### Assigned task
Write out every entry precisely as given, leaving the pictures out.

- - - - - - -

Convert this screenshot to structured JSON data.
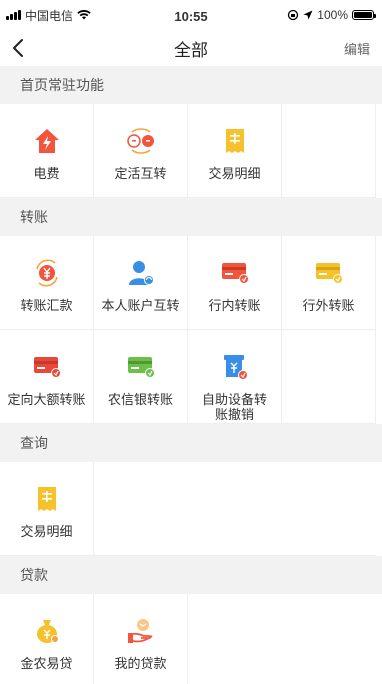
{
  "status": {
    "carrier": "中国电信",
    "time": "10:55",
    "battery": "100%"
  },
  "nav": {
    "title": "全部",
    "edit": "编辑"
  },
  "sections": [
    {
      "title": "首页常驻功能",
      "items": [
        {
          "label": "电费",
          "icon": "electricity-icon"
        },
        {
          "label": "定活互转",
          "icon": "fixed-current-transfer-icon"
        },
        {
          "label": "交易明细",
          "icon": "transaction-detail-icon"
        }
      ]
    },
    {
      "title": "转账",
      "items": [
        {
          "label": "转账汇款",
          "icon": "transfer-remit-icon"
        },
        {
          "label": "本人账户互转",
          "icon": "own-account-transfer-icon"
        },
        {
          "label": "行内转账",
          "icon": "intra-bank-transfer-icon"
        },
        {
          "label": "行外转账",
          "icon": "inter-bank-transfer-icon"
        },
        {
          "label": "定向大额转账",
          "icon": "directed-large-transfer-icon"
        },
        {
          "label": "农信银转账",
          "icon": "rural-credit-transfer-icon"
        },
        {
          "label": "自助设备转账撤销",
          "icon": "atm-transfer-cancel-icon"
        }
      ]
    },
    {
      "title": "查询",
      "items": [
        {
          "label": "交易明细",
          "icon": "transaction-detail-icon"
        }
      ]
    },
    {
      "title": "贷款",
      "items": [
        {
          "label": "金农易贷",
          "icon": "money-bag-icon"
        },
        {
          "label": "我的贷款",
          "icon": "my-loan-icon"
        }
      ]
    }
  ],
  "colors": {
    "red": "#f2543c",
    "orange": "#f7a23a",
    "yellow": "#f6c22b",
    "blue": "#3a8ee6",
    "green": "#6cc04a"
  }
}
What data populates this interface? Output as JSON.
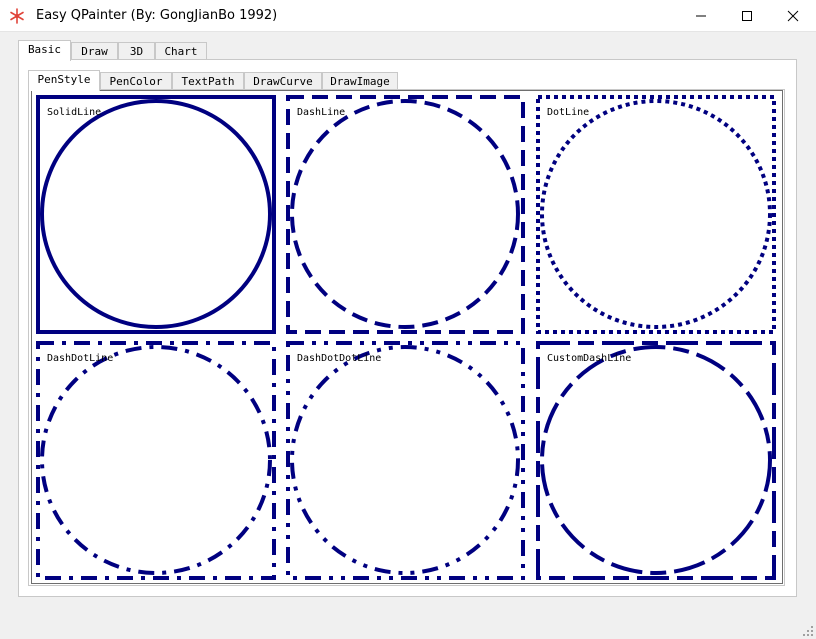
{
  "window": {
    "title": "Easy QPainter (By: GongJianBo 1992)",
    "icon": "snowflake-icon",
    "controls": [
      "minimize-icon",
      "maximize-icon",
      "close-icon"
    ]
  },
  "main_tabs": [
    {
      "label": "Basic",
      "active": true
    },
    {
      "label": "Draw",
      "active": false
    },
    {
      "label": "3D",
      "active": false
    },
    {
      "label": "Chart",
      "active": false
    }
  ],
  "sub_tabs": [
    {
      "label": "PenStyle",
      "active": true
    },
    {
      "label": "PenColor",
      "active": false
    },
    {
      "label": "TextPath",
      "active": false
    },
    {
      "label": "DrawCurve",
      "active": false
    },
    {
      "label": "DrawImage",
      "active": false
    }
  ],
  "pen_style_demo": {
    "pen_color": "#000080",
    "cells": [
      {
        "label": "SolidLine",
        "style": "solid"
      },
      {
        "label": "DashLine",
        "style": "dash"
      },
      {
        "label": "DotLine",
        "style": "dot"
      },
      {
        "label": "DashDotLine",
        "style": "dashdot"
      },
      {
        "label": "DashDotDotLine",
        "style": "dashdotdot"
      },
      {
        "label": "CustomDashLine",
        "style": "custom"
      }
    ]
  }
}
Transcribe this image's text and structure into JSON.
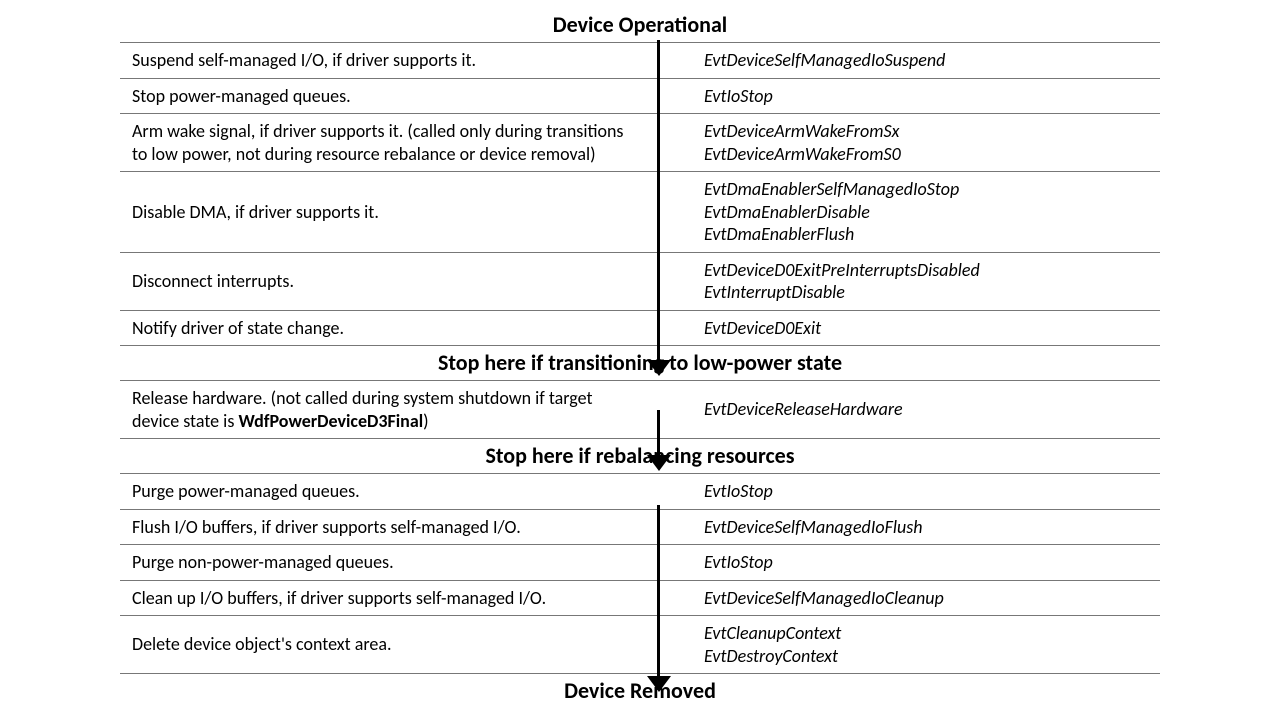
{
  "titles": {
    "top": "Device Operational",
    "mid1": "Stop here if transitioning to low-power state",
    "mid2": "Stop here if rebalancing resources",
    "bottom": "Device Removed"
  },
  "section1": [
    {
      "desc": "Suspend self-managed I/O, if driver supports it.",
      "callbacks": [
        "EvtDeviceSelfManagedIoSuspend"
      ]
    },
    {
      "desc": "Stop power-managed queues.",
      "callbacks": [
        "EvtIoStop"
      ]
    },
    {
      "desc": "Arm wake signal, if driver supports it. (called only during transitions to low power, not during resource rebalance or device removal)",
      "callbacks": [
        "EvtDeviceArmWakeFromSx",
        "EvtDeviceArmWakeFromS0"
      ]
    },
    {
      "desc": "Disable DMA, if driver supports it.",
      "callbacks": [
        "EvtDmaEnablerSelfManagedIoStop",
        "EvtDmaEnablerDisable",
        "EvtDmaEnablerFlush"
      ]
    },
    {
      "desc": "Disconnect interrupts.",
      "callbacks": [
        "EvtDeviceD0ExitPreInterruptsDisabled",
        "EvtInterruptDisable"
      ]
    },
    {
      "desc": "Notify driver of state change.",
      "callbacks": [
        "EvtDeviceD0Exit"
      ]
    }
  ],
  "section2": [
    {
      "desc_prefix": "Release hardware. (not called during system shutdown if target device state is ",
      "desc_bold": "WdfPowerDeviceD3Final",
      "desc_suffix": ")",
      "callbacks": [
        "EvtDeviceReleaseHardware"
      ]
    }
  ],
  "section3": [
    {
      "desc": "Purge power-managed queues.",
      "callbacks": [
        "EvtIoStop"
      ]
    },
    {
      "desc": "Flush I/O buffers, if driver supports self-managed I/O.",
      "callbacks": [
        "EvtDeviceSelfManagedIoFlush"
      ]
    },
    {
      "desc": "Purge non-power-managed queues.",
      "callbacks": [
        "EvtIoStop"
      ]
    },
    {
      "desc": "Clean up I/O buffers, if driver supports self-managed I/O.",
      "callbacks": [
        "EvtDeviceSelfManagedIoCleanup"
      ]
    },
    {
      "desc": "Delete device object's context area.",
      "callbacks": [
        "EvtCleanupContext",
        "EvtDestroyContext"
      ]
    }
  ]
}
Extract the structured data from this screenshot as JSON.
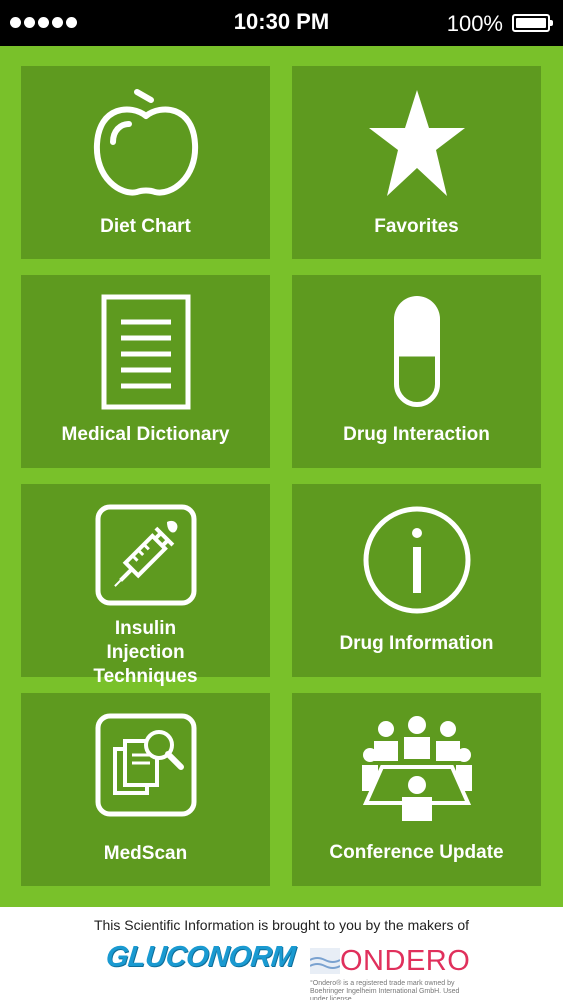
{
  "status_bar": {
    "time": "10:30 PM",
    "battery": "100%"
  },
  "tiles": [
    {
      "label": "Diet Chart",
      "icon": "apple-icon"
    },
    {
      "label": "Favorites",
      "icon": "star-icon"
    },
    {
      "label": "Medical Dictionary",
      "icon": "document-icon"
    },
    {
      "label": "Drug Interaction",
      "icon": "capsule-icon"
    },
    {
      "label": "Insulin Injection Techniques",
      "icon": "syringe-icon"
    },
    {
      "label": "Drug Information",
      "icon": "info-icon"
    },
    {
      "label": "MedScan",
      "icon": "medscan-icon"
    },
    {
      "label": "Conference Update",
      "icon": "conference-icon"
    }
  ],
  "footer": {
    "text": "This Scientific Information is brought to you by the makers of",
    "brand1": "GLUCONORM",
    "brand2": "ONDERO",
    "brand2_note": "°Ondero® is a registered trade mark owned by Boehringer Ingelheim International GmbH. Used under license."
  },
  "colors": {
    "background": "#79c12a",
    "tile": "#5e9a1f",
    "gluconorm": "#1a9ad1",
    "ondero": "#e0305c"
  }
}
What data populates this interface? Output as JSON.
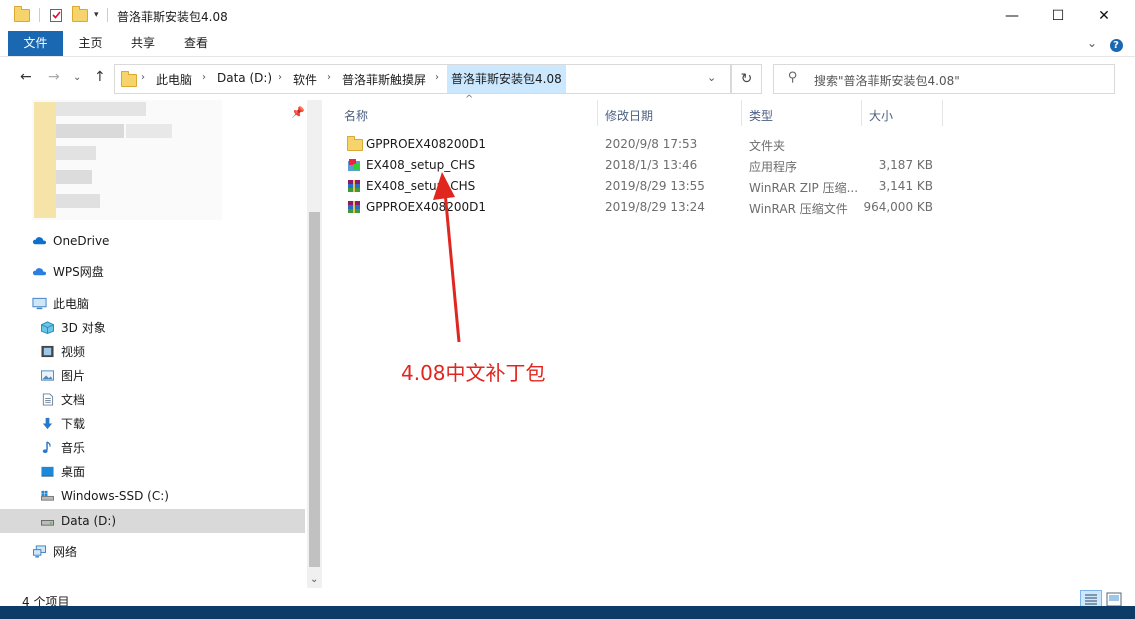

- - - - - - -

### Solution for this task
Convert this screenshot to structured JSON data.
{
  "status": {
    "carrier": "中国电信",
    "time": "10:55",
    "battery": "100%"
  },
  "nav": {
    "title": "全部",
    "edit": "编辑"
  },
  "sections": [
    {
      "title": "首页常驻功能",
      "items": [
        {
          "label": "电费",
          "icon": "electricity-icon"
        },
        {
          "label": "定活互转",
          "icon": "fixed-current-transfer-icon"
        },
        {
          "label": "交易明细",
          "icon": "transaction-detail-icon"
        }
      ]
    },
    {
      "title": "转账",
      "items": [
        {
          "label": "转账汇款",
          "icon": "transfer-remit-icon"
        },
        {
          "label": "本人账户互转",
          "icon": "own-account-transfer-icon"
        },
        {
          "label": "行内转账",
          "icon": "intra-bank-transfer-icon"
        },
        {
          "label": "行外转账",
          "icon": "inter-bank-transfer-icon"
        },
        {
          "label": "定向大额转账",
          "icon": "directed-large-transfer-icon"
        },
        {
          "label": "农信银转账",
          "icon": "rural-credit-transfer-icon"
        },
        {
          "label": "自助设备转账撤销",
          "icon": "atm-transfer-cancel-icon"
        }
      ]
    },
    {
      "title": "查询",
      "items": [
        {
          "label": "交易明细",
          "icon": "transaction-detail-icon"
        }
      ]
    },
    {
      "title": "贷款",
      "items": [
        {
          "label": "金农易贷",
          "icon": "money-bag-icon"
        },
        {
          "label": "我的贷款",
          "icon": "my-loan-icon"
        }
      ]
    }
  ],
  "colors": {
    "red": "#f2543c",
    "orange": "#f7a23a",
    "yellow": "#f6c22b",
    "blue": "#3a8ee6",
    "green": "#6cc04a"
  }
}
What data populates this interface? Output as JSON.
{
  "window": {
    "title": "Easy QPainter (By: GongJianBo 1992)",
    "icon": "snowflake-icon",
    "controls": [
      "minimize-icon",
      "maximize-icon",
      "close-icon"
    ]
  },
  "main_tabs": [
    {
      "label": "Basic",
      "active": true
    },
    {
      "label": "Draw",
      "active": false
    },
    {
      "label": "3D",
      "active": false
    },
    {
      "label": "Chart",
      "active": false
    }
  ],
  "sub_tabs": [
    {
      "label": "PenStyle",
      "active": true
    },
    {
      "label": "PenColor",
      "active": false
    },
    {
      "label": "TextPath",
      "active": false
    },
    {
      "label": "DrawCurve",
      "active": false
    },
    {
      "label": "DrawImage",
      "active": false
    }
  ],
  "pen_style_demo": {
    "pen_color": "#000080",
    "cells": [
      {
        "label": "SolidLine",
        "style": "solid"
      },
      {
        "label": "DashLine",
        "style": "dash"
      },
      {
        "label": "DotLine",
        "style": "dot"
      },
      {
        "label": "DashDotLine",
        "style": "dashdot"
      },
      {
        "label": "DashDotDotLine",
        "style": "dashdotdot"
      },
      {
        "label": "CustomDashLine",
        "style": "custom"
      }
    ]
  }
}
Transcribe this image's text and structure into JSON.
{
  "titles": {
    "top": "Device Operational",
    "mid1": "Stop here if transitioning to low-power state",
    "mid2": "Stop here if rebalancing resources",
    "bottom": "Device Removed"
  },
  "section1": [
    {
      "desc": "Suspend self-managed I/O, if driver supports it.",
      "callbacks": [
        "EvtDeviceSelfManagedIoSuspend"
      ]
    },
    {
      "desc": "Stop power-managed queues.",
      "callbacks": [
        "EvtIoStop"
      ]
    },
    {
      "desc": "Arm wake signal, if driver supports it. (called only during transitions to low power, not during resource rebalance or device removal)",
      "callbacks": [
        "EvtDeviceArmWakeFromSx",
        "EvtDeviceArmWakeFromS0"
      ]
    },
    {
      "desc": "Disable DMA, if driver supports it.",
      "callbacks": [
        "EvtDmaEnablerSelfManagedIoStop",
        "EvtDmaEnablerDisable",
        "EvtDmaEnablerFlush"
      ]
    },
    {
      "desc": "Disconnect interrupts.",
      "callbacks": [
        "EvtDeviceD0ExitPreInterruptsDisabled",
        "EvtInterruptDisable"
      ]
    },
    {
      "desc": "Notify driver of state change.",
      "callbacks": [
        "EvtDeviceD0Exit"
      ]
    }
  ],
  "section2": [
    {
      "desc_prefix": "Release hardware. (not called during system shutdown if target device state is ",
      "desc_bold": "WdfPowerDeviceD3Final",
      "desc_suffix": ")",
      "callbacks": [
        "EvtDeviceReleaseHardware"
      ]
    }
  ],
  "section3": [
    {
      "desc": "Purge power-managed queues.",
      "callbacks": [
        "EvtIoStop"
      ]
    },
    {
      "desc": "Flush I/O buffers, if driver supports self-managed I/O.",
      "callbacks": [
        "EvtDeviceSelfManagedIoFlush"
      ]
    },
    {
      "desc": "Purge non-power-managed queues.",
      "callbacks": [
        "EvtIoStop"
      ]
    },
    {
      "desc": "Clean up I/O buffers, if driver supports self-managed I/O.",
      "callbacks": [
        "EvtDeviceSelfManagedIoCleanup"
      ]
    },
    {
      "desc": "Delete device object's context area.",
      "callbacks": [
        "EvtCleanupContext",
        "EvtDestroyContext"
      ]
    }
  ]
}
Extract the structured data from this screenshot as JSON.
{
  "status_bar": {
    "time": "10:30 PM",
    "battery": "100%"
  },
  "tiles": [
    {
      "label": "Diet Chart",
      "icon": "apple-icon"
    },
    {
      "label": "Favorites",
      "icon": "star-icon"
    },
    {
      "label": "Medical Dictionary",
      "icon": "document-icon"
    },
    {
      "label": "Drug Interaction",
      "icon": "capsule-icon"
    },
    {
      "label": "Insulin Injection Techniques",
      "icon": "syringe-icon"
    },
    {
      "label": "Drug Information",
      "icon": "info-icon"
    },
    {
      "label": "MedScan",
      "icon": "medscan-icon"
    },
    {
      "label": "Conference Update",
      "icon": "conference-icon"
    }
  ],
  "footer": {
    "text": "This Scientific Information is brought to you by the makers of",
    "brand1": "GLUCONORM",
    "brand2": "ONDERO",
    "brand2_note": "°Ondero® is a registered trade mark owned by Boehringer Ingelheim International GmbH. Used under license."
  },
  "colors": {
    "background": "#79c12a",
    "tile": "#5e9a1f",
    "gluconorm": "#1a9ad1",
    "ondero": "#e0305c"
  }
}
What data populates this interface? Output as JSON.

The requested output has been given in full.